## WORK REQUEST
Scan the entries for lines with the word "account", then copy those lines.

**** ENTRIES SUPPLIED

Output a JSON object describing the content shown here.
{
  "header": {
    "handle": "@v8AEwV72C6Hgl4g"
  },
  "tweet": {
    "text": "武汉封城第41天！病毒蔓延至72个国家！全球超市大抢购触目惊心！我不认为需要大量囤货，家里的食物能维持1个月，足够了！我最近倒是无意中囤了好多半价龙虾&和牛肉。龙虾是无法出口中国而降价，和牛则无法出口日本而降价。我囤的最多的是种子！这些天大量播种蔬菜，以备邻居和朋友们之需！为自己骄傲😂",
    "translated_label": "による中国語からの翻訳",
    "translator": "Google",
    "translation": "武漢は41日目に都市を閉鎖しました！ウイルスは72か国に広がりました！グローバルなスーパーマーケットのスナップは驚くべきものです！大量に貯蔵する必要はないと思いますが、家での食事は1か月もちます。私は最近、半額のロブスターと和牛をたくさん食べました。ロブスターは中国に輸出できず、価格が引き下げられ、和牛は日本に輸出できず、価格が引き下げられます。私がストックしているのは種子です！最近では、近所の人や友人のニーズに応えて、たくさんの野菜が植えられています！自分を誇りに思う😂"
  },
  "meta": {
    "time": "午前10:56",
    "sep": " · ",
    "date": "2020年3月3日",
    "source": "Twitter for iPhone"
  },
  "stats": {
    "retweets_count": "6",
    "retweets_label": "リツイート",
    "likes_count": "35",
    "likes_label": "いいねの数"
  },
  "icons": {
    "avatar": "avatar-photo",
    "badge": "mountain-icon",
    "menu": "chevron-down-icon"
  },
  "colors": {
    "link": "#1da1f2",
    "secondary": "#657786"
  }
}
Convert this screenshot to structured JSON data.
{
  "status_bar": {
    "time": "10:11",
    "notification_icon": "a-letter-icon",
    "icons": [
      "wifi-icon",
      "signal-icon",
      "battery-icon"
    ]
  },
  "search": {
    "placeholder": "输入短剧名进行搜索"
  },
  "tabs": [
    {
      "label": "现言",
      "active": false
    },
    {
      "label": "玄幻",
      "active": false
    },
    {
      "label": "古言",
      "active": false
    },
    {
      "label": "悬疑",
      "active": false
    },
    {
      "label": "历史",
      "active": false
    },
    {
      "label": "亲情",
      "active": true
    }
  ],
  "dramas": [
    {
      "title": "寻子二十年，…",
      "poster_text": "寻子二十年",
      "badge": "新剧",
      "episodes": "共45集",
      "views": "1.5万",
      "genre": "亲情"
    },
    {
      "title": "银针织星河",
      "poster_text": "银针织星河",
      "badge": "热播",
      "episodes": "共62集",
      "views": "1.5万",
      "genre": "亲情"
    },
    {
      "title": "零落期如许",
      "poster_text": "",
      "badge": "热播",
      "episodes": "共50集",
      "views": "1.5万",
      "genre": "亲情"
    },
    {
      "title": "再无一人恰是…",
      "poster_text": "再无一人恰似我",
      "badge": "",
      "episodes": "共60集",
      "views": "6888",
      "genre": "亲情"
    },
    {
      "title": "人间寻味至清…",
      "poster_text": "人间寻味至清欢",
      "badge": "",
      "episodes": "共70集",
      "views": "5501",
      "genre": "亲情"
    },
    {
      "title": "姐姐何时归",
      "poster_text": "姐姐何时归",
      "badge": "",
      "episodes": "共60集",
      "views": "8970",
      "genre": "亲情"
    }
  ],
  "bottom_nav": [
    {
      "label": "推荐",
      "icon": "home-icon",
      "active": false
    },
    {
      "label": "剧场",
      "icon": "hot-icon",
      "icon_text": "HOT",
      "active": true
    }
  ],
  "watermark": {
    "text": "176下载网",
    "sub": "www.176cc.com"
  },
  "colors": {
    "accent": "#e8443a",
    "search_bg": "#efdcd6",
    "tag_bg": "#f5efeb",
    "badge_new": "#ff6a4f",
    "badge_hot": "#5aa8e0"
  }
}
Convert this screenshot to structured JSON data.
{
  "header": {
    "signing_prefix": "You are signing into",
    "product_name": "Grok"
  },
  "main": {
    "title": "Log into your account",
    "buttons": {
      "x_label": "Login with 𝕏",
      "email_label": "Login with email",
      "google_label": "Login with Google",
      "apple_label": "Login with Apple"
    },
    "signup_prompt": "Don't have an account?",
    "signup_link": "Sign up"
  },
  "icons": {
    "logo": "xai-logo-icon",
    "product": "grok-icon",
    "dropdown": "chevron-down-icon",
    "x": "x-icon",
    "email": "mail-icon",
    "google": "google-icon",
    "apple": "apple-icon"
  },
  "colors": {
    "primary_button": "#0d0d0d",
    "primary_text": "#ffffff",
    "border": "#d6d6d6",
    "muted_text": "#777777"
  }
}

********

## ANSWER BOX
    "title": "Log into your account",
    "signup_prompt": "Don't have an account?",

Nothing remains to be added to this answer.